> _Task instructions_: Copy the lines below that contain "مدیریت".

[Source information Boundary: Start]

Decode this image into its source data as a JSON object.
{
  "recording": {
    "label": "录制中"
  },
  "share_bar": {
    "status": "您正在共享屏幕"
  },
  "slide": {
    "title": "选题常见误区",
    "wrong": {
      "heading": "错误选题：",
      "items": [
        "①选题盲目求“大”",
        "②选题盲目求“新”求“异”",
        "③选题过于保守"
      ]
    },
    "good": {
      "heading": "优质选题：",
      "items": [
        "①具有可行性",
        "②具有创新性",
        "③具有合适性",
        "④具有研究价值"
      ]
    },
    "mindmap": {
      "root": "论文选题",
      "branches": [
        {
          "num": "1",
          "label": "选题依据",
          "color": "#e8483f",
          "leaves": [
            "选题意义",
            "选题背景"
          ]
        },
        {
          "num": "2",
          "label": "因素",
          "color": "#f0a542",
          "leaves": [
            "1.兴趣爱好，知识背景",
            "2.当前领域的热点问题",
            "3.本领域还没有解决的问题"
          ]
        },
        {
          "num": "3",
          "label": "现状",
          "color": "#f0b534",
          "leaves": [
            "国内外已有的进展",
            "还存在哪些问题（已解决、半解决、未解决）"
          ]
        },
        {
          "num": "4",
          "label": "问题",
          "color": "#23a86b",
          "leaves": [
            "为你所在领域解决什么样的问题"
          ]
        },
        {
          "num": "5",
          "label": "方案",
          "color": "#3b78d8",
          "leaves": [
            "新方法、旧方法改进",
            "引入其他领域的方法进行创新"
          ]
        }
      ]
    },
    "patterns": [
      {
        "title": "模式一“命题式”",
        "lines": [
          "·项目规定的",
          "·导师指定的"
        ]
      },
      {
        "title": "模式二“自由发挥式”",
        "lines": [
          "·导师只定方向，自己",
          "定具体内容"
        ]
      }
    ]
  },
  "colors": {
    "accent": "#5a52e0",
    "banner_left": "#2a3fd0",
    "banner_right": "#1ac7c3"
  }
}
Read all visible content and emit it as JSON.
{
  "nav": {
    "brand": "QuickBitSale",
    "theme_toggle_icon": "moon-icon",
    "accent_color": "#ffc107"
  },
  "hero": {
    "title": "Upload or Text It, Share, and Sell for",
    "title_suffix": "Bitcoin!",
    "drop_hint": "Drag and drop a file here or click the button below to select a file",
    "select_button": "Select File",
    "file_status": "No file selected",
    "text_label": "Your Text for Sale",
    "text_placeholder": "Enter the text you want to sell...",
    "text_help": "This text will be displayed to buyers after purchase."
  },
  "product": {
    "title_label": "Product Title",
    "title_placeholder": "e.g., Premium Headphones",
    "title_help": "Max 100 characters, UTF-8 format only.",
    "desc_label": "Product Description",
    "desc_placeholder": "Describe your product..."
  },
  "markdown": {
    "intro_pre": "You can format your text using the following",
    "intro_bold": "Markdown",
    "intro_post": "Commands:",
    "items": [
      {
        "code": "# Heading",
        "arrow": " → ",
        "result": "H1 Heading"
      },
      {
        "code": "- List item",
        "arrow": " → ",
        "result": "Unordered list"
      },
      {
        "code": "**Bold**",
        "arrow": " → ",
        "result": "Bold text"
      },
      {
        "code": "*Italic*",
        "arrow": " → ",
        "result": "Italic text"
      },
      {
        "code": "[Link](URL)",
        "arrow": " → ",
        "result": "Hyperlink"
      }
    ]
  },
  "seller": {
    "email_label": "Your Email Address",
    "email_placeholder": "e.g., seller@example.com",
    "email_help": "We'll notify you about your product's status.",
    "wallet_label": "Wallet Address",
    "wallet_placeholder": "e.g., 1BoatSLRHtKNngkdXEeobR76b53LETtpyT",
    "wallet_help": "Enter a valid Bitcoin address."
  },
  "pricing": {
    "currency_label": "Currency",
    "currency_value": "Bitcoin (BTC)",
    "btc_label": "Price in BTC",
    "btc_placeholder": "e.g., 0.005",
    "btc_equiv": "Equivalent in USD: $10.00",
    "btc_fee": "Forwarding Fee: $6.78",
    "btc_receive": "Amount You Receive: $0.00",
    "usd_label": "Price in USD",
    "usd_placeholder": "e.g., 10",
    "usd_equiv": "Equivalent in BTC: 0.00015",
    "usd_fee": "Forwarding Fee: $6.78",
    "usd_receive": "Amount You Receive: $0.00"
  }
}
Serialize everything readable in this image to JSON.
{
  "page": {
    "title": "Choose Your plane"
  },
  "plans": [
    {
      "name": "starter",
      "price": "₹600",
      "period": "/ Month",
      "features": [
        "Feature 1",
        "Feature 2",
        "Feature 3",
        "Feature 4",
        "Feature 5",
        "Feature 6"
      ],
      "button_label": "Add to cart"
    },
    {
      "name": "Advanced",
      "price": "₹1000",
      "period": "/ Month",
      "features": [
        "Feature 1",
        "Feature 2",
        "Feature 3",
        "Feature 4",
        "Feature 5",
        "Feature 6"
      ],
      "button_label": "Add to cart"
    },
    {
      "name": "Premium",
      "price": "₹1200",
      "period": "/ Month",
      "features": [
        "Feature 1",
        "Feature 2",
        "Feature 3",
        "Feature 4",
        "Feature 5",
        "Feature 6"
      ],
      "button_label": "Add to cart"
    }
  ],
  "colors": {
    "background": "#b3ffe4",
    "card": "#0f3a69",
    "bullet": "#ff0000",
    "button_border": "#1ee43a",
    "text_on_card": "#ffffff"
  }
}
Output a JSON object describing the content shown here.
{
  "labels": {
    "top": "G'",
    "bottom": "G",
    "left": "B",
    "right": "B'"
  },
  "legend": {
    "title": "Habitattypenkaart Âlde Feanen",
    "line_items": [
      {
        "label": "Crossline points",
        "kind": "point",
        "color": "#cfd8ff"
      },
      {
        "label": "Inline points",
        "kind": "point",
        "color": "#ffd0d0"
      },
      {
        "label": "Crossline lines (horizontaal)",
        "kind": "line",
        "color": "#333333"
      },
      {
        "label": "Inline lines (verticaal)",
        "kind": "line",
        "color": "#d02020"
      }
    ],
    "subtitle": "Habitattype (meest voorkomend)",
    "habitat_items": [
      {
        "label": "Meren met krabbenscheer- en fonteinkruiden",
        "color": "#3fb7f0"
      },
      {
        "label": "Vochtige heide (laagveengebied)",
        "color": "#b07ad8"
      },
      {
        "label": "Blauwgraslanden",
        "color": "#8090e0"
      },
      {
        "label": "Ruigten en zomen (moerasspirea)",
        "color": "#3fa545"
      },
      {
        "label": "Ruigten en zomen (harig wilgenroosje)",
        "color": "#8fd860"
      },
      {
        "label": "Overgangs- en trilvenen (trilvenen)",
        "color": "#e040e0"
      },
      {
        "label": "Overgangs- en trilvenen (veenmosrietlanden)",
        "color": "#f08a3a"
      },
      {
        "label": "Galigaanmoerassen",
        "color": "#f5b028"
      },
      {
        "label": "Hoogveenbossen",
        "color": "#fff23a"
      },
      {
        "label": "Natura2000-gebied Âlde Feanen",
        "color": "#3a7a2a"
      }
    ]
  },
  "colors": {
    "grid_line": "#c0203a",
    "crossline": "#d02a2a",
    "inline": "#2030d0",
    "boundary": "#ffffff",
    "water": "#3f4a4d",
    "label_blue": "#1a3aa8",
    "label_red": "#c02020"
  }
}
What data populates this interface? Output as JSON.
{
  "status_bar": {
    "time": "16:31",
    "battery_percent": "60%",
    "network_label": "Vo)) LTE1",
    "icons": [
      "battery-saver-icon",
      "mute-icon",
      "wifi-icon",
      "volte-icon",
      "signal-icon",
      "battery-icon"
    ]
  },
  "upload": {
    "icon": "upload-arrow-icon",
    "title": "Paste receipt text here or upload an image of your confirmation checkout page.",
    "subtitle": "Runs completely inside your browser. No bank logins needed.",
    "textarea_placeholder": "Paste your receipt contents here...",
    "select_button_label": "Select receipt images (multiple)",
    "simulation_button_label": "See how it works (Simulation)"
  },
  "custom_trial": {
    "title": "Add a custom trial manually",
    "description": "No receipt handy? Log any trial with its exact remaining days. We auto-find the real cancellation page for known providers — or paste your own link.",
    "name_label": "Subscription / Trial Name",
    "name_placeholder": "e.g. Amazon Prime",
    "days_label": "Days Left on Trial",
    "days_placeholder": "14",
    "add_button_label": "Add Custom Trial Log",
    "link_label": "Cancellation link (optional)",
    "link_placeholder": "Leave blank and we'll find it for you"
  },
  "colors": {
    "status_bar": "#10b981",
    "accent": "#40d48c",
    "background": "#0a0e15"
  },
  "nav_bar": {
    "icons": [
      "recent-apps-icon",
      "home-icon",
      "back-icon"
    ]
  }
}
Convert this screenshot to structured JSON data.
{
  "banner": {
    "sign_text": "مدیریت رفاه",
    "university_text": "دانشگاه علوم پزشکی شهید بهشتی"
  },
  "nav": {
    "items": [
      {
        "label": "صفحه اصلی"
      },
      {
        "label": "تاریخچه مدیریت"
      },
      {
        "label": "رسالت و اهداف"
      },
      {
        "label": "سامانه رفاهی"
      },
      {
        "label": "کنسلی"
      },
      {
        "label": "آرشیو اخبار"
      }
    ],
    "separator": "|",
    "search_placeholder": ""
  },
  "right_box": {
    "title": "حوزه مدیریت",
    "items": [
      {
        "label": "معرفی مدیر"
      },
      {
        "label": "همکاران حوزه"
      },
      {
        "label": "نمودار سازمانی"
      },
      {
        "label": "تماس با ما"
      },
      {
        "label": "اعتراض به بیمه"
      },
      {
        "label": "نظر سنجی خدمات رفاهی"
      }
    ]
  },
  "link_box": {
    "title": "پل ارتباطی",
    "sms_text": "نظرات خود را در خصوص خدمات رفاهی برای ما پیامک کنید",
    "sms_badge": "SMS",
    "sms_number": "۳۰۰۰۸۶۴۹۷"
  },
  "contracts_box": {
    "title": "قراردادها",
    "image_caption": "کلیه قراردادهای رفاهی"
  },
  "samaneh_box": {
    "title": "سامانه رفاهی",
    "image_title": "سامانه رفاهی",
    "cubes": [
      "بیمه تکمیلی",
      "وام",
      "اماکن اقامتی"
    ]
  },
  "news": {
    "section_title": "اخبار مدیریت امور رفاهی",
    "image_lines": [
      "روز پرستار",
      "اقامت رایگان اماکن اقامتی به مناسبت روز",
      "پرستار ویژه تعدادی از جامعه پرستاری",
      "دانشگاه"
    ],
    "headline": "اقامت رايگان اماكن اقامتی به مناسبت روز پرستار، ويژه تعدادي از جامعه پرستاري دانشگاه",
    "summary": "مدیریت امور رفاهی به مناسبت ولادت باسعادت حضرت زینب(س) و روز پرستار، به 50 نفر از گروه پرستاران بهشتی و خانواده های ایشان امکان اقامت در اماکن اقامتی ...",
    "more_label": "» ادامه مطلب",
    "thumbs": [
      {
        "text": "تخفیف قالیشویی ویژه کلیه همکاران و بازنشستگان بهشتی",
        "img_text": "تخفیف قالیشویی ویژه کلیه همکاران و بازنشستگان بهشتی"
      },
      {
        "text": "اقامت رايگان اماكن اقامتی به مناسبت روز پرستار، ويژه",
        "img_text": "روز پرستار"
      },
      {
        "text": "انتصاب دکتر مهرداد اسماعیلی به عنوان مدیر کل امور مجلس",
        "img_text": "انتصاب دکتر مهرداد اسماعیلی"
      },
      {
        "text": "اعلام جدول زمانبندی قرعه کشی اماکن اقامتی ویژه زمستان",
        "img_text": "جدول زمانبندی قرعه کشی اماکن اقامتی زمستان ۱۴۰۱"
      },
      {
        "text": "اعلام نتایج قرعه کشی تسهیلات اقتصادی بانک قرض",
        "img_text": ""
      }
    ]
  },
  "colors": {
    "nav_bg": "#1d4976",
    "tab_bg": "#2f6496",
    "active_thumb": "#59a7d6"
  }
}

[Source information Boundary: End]

> _Reply to the task_:
    "sign_text": "مدیریت رفاه",
        "label": "تاریخچه مدیریت"
    "title": "حوزه مدیریت",
    "section_title": "اخبار مدیریت امور رفاهی",
    "summary": "مدیریت امور رفاهی به مناسبت ولادت باسعادت حضرت زینب(س) و روز پرستار، به 50 نفر از گروه پرستاران بهشتی و خانواده های ایشان امکان اقامت در اماکن اقامتی ...",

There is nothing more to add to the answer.